Tuesday, May 4, 2021

My daughter, the illustrator

I'm excited and proud that the book my daughter illustrated is now available for purchase!

Moldyrocks and the Three Bears by Jared Koyle and illustrated by Ada Cooprider. 

While remaining true to aspects of the original story with beds, chairs, and porridge, this unique story offers a delightful twist to the classic tale—Goldilocks and the Three Bears. This is the story of three clever sisters, princesses, who discover that to preserve the kingdom they were forced to leave, they must defeat their own queen. Together, with magical stones from a mysterious hare, the sisters set out on a journey that will reveal their ultimate destiny. Along the way they are introduced to a glassmaker, a wood worker, and a rope maker. The sisters learn that by giving away something personal, they receive more in return. They must also lose their way before they can know the true direction they are to follow. Then, just as it seems the evil queen Moldyrocks will reign forever, the combined patience and ingenuity of friends and family saves the day.
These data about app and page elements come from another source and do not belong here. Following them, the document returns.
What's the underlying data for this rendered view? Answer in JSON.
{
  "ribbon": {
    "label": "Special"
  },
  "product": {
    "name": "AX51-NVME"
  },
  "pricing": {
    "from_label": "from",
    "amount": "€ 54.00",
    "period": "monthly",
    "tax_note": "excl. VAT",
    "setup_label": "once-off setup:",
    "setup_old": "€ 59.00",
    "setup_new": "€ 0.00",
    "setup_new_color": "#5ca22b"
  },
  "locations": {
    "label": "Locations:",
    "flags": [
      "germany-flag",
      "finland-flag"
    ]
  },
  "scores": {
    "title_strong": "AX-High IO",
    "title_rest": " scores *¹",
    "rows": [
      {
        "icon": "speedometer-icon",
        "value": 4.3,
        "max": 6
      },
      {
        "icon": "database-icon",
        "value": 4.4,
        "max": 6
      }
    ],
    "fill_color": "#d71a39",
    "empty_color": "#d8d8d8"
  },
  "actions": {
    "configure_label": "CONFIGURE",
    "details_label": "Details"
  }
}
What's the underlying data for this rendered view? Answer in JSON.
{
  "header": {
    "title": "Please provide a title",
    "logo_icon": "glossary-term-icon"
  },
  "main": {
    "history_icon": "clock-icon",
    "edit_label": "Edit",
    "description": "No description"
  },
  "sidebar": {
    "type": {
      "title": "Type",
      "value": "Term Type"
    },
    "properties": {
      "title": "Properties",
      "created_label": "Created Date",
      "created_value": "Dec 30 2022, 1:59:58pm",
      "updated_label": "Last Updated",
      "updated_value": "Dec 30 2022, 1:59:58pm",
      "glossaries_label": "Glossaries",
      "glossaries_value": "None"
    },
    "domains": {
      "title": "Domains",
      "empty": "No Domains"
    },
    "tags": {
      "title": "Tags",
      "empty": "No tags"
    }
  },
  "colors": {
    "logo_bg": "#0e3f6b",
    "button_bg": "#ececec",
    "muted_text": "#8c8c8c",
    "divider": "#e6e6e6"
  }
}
Available for purchase from these fine retailers: 

Alpha Book Publisher: 


Barnes and Noble 

Google Books 

Google Play 

Saturday, February 27, 2021

Learning Python

 I stumbled across what appears to be a great resource for learning Python. It's been over a decade since I've known I need to learn Python. During that time I have taken a Coursera course and written a few scripts here and there, but I still do most of my Python programming by Googling and searching Stack Overflow. That works okay for occasional use, but I have recently found the need to make Python my daily driver. So I went in search of some solutions in the fall. 

I started by looking for something that I could use on my phone. Python Programming: Ultimate guide looked promising, but my enthusiasm for their app waned as I an into some technical difficulties. I should go back and revisit that, though. 

Eventually I found Python Morsels, and I think this is what I need in my life right now. I did the free month-long trial in the fall and I just signed up for a year. The site is created and maintained by Trey Hunner, a Python trainer for teams. I'm still fairly new on my journey there, and he just introduced a new "flexible mode," but the basic structure seems pretty well established. He gives an assignment, reference hints, automated verification, and follow-up discussions of the solutions. I highly recommend it.

The new "flexible mode" sets up a profile that can be made public. Mine's not that interesting, but I expect it will become more so over this next year!

3/11/21 Edit: I just noticed that Trey is a contributor to EditorConfig and his name is on a bunch of the plugins.